how is vibrissa used?

I stroked his splendid vibrissae, the stiff, sensitive whiskers that a walrus uses to search for bivalves through the seabed’s dark murk, and that feel like slender tubes of bamboo.

Natalie Angier, "The Walrus: Smart, sophisticated and ever closer to the edge," New York Times, May 20, 2008

Whiskers – technically called vibrissae in mammals – are an important part of my cats’ sensory arrays. When Margarita abruptly tears across the apartment for reasons I can only speculate about, her whiskers can tell her if she’s cutting to[o] close to a wall so that she doesn’t run headlong into the doorway.

Riley Black, "Dinosaur Whiskers?" National Geographic, March 27, 2015

Listen to the word of the day

vibrissa

Play Podcast Stop Podcast
00:00/00:00
Saturday, April 10, 2021

putative

[ pyoo-tuh-tiv ]

adjective

commonly regarded as such; reputed; supposed.

learn about the english language

What is the origin of putative?

Putative, “supposed, so called, commonly regarded,” ultimately comes from Late Latin putātīvus “considered, reckoned, presumptive,” a derivative of the Latin verb putāre “to think, consider,” originally a farming or country word meaning “to trim, prune (trees), scour or clean (wool); purify, refine (gold).” In Latin putāre is not much used in its original senses, but it is very common in its developed senses, “to go over in the mind, ponder; to go over in words, discuss; estimate, deem, consider.” Putative entered English in the 15th century.

how is putative used?

The putative black hole would have to be feeding at one-millionth of its potential rate if it were there at all, Dr. Gultekin said.

Dennis Overbye, "Missing: One Black Hole With 10 Billion Solar Masses," New York Times, January 19, 2021

Jules had to remember: Oh right, Ibsen, the putative reason Ash had gone to Oslo.
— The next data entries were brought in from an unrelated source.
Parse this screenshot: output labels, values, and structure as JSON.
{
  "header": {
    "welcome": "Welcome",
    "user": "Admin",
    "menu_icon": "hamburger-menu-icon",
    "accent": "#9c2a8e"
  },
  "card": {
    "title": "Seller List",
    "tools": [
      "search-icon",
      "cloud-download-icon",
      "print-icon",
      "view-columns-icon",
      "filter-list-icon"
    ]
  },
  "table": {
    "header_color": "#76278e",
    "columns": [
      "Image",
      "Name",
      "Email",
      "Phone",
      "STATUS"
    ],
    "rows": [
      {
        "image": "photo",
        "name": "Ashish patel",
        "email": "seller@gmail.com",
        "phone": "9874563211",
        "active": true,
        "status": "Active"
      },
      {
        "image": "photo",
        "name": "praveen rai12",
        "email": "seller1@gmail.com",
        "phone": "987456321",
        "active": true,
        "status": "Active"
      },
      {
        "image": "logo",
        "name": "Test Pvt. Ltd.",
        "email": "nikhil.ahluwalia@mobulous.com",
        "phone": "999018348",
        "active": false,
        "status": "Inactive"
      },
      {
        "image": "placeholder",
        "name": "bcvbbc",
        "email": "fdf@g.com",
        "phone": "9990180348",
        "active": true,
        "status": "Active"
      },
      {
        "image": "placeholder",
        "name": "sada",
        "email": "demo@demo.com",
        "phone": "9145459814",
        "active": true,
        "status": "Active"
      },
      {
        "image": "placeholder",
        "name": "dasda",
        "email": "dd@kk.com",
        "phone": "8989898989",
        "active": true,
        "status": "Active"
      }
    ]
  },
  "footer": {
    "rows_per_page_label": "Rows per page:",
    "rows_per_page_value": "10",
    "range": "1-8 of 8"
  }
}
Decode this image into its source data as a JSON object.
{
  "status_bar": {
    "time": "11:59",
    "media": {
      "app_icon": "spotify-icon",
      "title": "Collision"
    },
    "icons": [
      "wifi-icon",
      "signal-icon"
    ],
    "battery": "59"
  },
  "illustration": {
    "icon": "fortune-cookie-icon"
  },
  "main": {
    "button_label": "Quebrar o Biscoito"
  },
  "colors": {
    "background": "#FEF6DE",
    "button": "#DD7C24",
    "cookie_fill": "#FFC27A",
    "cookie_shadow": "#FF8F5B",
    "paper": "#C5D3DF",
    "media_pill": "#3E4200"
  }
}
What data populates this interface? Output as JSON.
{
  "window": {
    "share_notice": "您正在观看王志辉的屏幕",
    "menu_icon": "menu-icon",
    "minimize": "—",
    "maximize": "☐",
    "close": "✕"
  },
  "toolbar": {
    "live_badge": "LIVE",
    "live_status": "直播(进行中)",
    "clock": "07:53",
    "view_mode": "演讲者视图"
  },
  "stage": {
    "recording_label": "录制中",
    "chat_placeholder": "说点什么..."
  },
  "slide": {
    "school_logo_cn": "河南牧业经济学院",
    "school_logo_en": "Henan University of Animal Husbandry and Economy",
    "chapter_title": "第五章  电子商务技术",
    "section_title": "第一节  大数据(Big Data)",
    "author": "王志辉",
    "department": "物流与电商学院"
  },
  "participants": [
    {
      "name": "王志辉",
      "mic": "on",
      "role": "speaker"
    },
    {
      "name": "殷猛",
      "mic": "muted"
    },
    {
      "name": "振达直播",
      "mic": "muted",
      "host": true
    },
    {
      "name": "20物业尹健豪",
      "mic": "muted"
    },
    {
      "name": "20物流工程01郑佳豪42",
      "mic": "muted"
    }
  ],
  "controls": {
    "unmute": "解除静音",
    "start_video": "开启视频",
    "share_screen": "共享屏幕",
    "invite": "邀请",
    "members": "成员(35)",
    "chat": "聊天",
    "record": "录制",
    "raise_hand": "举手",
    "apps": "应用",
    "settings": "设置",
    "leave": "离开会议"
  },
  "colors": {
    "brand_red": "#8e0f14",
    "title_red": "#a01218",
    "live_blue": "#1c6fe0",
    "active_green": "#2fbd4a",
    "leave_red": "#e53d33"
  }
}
Isben’s Ghosts.

Meg Wolitzer, The Interestings, 2013

Listen to the word of the day

putative

Play Podcast Stop Podcast
00:00/00:00

Get A Vocabulary Boost In Your Inbox

Get the Word of the Day every day!
  • This field is for validation purposes and should be left unchanged.